The final chapter of the book speaks to the strategies that women use to make gendered doxae visible and to ultimately challenge those doxae. Challenging long held doxae does not happen on a large scale – at least not initially. These long held societal beliefs “Instead must shift for individuals and smaller communities first and then, eventually become part of a larger sociocultural shift in ideologies” (p.161). The women in the study crafted their own unique strategies for speaking back to happiness scripts when confronted with them. These strategies often included humor, directness, and strategic explanations of their position (p.161). One of the other ways in which women settled articulations of happiness around motherhood was by assuming another personal identity: “Aunt.” While these Aunts may not be as involved in children’s day to day lives, “their labor may be vital to the wellbeing of young people” (p.183). While this tie maintains the care relationship ascribed to womanhood, Wooten argues,“it represents a new happiness script that has historically been recognized and has gained more support contemporarily” (p.184). Reinforcing Aunthood as a path to happiness is offered up as another option for women. 

The conclusion of the book, aptly titled “No Regrets?,” argues that the book opens up new directions for rhetorical scholars when it comes to analyzing affect and doxae. Examining doxae and its relation to affect allows rhetorical scholars to better understand how doxae influences discourse. In connecting happiness with reproductive doxae, Wooten makes visible the ways in which “reproductive rhetorics are entangled in discourses that reinforce oppressive power structures and [work to] maintain the status quo” (p.195). The doxae underlying gendered ideologies provide a fertile ground for feminist rhetorical scholars as these doxae constrain the ways in which women relate to themselves and the world around them. Wooten ends the conclusion with a call to undertake research projects that allow for more people’s reproductive experience to gain public attention. Such work, she argues, “provides pathways through which more people’s reproductive experiences are valued and centered in public rhetoric” allowing rhetorical scholars to center a more diverse range of experiences.

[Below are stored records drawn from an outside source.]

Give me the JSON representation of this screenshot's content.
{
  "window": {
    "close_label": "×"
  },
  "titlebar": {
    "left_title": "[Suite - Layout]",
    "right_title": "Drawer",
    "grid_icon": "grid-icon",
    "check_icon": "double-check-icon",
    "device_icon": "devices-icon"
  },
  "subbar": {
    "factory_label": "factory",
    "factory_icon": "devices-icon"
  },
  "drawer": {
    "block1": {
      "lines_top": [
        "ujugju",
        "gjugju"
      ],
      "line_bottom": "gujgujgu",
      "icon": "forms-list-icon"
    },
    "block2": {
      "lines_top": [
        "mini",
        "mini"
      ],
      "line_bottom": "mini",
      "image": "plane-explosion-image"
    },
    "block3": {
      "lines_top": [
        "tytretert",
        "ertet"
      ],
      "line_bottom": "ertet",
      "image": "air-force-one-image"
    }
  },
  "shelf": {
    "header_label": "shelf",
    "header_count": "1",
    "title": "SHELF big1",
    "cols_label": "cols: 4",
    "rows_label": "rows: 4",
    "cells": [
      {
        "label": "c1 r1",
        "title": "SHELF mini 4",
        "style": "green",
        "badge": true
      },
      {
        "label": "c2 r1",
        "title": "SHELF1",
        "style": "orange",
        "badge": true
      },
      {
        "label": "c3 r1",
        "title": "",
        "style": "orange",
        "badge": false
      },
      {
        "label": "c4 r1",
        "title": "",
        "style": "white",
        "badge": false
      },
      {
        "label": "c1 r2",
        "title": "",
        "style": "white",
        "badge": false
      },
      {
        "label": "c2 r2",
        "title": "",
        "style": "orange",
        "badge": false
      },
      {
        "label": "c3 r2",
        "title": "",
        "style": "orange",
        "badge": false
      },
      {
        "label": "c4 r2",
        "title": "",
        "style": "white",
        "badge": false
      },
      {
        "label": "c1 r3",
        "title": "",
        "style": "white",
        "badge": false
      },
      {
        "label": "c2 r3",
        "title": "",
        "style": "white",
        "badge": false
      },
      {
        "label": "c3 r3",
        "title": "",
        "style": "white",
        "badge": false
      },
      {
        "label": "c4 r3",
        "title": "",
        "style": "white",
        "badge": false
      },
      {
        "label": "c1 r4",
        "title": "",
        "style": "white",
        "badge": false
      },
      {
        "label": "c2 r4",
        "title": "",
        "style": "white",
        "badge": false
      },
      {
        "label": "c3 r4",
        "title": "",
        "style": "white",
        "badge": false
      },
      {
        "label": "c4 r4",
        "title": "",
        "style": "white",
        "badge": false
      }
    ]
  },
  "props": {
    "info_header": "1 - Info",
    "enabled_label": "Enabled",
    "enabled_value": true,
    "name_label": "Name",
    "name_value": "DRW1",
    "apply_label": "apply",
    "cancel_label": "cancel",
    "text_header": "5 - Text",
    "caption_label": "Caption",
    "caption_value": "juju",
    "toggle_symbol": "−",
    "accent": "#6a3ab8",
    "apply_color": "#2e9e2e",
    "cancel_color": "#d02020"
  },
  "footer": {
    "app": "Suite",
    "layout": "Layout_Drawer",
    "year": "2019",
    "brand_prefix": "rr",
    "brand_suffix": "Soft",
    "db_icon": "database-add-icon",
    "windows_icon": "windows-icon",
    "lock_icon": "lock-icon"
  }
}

I want to thank Courtney Adams Wooten for taking on this project. I found myself in many of the stories that the interviewees shared. This book offered me a way to understand not only that my own decision not to have children was a valid one, but, more importantly for me, it allowed me to see that in deciding not to have children, I was in a sense taking away my parent’s opportunity to serve as grandparents. This allowed me to see that they too are working within happiness scripts that constrain their lives and shape their expectations. Something I wished was addressed in the book, but was understandably beyond the scope of the project, was how we as women can see both the decision to and decision not to have children as valid options. At times when I was reading, it seemed as if childfree women were positioned as those who were able to break free of these gendered happiness scripts, or to at the very least resist them, but it makes me wonder about the women who do find personal fulfillment in being mothers. While I understand that motherhood has been seen as the ONLY way to achieve a fulfilling life for women, I think it is vital to take into account that this choice may make some women truly happy. 


[1] Happiness scripts are define in the book as “ a set of instructions that men and women must do in order to be happy” ( Ahmed 2010 cited in Wooten 2023 p.21)